__Action item__
Using the records below, filter out every line that lacks "Sign" and copy the rest.
[Data — start]
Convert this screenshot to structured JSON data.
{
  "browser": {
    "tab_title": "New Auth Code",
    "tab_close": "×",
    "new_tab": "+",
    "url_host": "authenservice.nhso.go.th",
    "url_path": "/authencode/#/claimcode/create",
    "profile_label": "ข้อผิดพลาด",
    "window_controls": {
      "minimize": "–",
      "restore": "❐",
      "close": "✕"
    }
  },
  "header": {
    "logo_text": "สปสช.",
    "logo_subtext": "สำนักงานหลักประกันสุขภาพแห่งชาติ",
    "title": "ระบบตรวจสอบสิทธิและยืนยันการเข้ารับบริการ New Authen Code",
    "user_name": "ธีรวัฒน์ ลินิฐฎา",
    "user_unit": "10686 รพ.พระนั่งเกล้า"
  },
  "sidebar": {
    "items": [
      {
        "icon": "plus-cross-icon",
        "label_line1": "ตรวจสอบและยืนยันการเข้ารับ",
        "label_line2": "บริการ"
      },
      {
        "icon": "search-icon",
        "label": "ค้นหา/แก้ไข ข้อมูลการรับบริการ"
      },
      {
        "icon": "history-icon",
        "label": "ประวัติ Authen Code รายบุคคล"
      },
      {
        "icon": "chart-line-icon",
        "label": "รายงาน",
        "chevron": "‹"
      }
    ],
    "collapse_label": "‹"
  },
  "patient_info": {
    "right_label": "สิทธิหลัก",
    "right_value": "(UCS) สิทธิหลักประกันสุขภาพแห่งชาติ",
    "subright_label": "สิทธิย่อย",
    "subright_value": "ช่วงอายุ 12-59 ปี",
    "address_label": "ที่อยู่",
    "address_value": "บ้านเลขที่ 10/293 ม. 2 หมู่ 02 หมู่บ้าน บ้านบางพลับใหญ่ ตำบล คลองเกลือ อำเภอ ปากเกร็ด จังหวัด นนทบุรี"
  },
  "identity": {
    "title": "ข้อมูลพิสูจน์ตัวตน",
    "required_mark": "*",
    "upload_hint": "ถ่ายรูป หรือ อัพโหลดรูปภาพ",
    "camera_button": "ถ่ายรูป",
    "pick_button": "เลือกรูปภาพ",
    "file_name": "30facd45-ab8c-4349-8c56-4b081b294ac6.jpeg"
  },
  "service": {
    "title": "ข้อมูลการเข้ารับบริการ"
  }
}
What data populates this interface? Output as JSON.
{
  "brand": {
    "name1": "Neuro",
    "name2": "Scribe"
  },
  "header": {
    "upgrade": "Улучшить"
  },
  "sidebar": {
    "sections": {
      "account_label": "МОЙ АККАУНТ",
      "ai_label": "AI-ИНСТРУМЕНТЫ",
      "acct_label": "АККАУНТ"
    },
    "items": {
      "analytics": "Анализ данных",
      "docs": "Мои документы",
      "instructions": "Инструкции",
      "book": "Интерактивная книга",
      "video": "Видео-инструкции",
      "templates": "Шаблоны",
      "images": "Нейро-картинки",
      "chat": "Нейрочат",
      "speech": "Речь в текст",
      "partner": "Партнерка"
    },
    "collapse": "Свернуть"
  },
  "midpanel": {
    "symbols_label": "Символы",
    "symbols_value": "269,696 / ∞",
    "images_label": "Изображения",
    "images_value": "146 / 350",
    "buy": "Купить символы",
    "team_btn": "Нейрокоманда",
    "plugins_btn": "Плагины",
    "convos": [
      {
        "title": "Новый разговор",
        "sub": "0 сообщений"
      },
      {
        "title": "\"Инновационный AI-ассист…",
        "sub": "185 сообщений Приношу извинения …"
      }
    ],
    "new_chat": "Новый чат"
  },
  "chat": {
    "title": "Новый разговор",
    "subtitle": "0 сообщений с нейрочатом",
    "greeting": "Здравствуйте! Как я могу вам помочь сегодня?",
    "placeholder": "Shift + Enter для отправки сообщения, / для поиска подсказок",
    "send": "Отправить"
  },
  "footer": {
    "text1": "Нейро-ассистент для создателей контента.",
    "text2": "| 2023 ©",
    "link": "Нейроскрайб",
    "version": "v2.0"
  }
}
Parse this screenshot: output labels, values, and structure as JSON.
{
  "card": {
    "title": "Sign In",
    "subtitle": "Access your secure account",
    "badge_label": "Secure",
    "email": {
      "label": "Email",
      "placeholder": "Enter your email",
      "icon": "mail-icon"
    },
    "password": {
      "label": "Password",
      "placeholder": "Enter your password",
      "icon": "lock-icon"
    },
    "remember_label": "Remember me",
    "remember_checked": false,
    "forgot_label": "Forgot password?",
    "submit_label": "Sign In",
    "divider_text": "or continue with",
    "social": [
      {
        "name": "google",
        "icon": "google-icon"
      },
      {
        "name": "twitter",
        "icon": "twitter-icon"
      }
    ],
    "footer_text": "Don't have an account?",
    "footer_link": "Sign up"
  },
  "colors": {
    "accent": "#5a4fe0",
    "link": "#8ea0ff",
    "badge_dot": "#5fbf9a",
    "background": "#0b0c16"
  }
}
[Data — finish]
__Task response__
    "title": "Sign In",
    "submit_label": "Sign In",
    "footer_link": "Sign up"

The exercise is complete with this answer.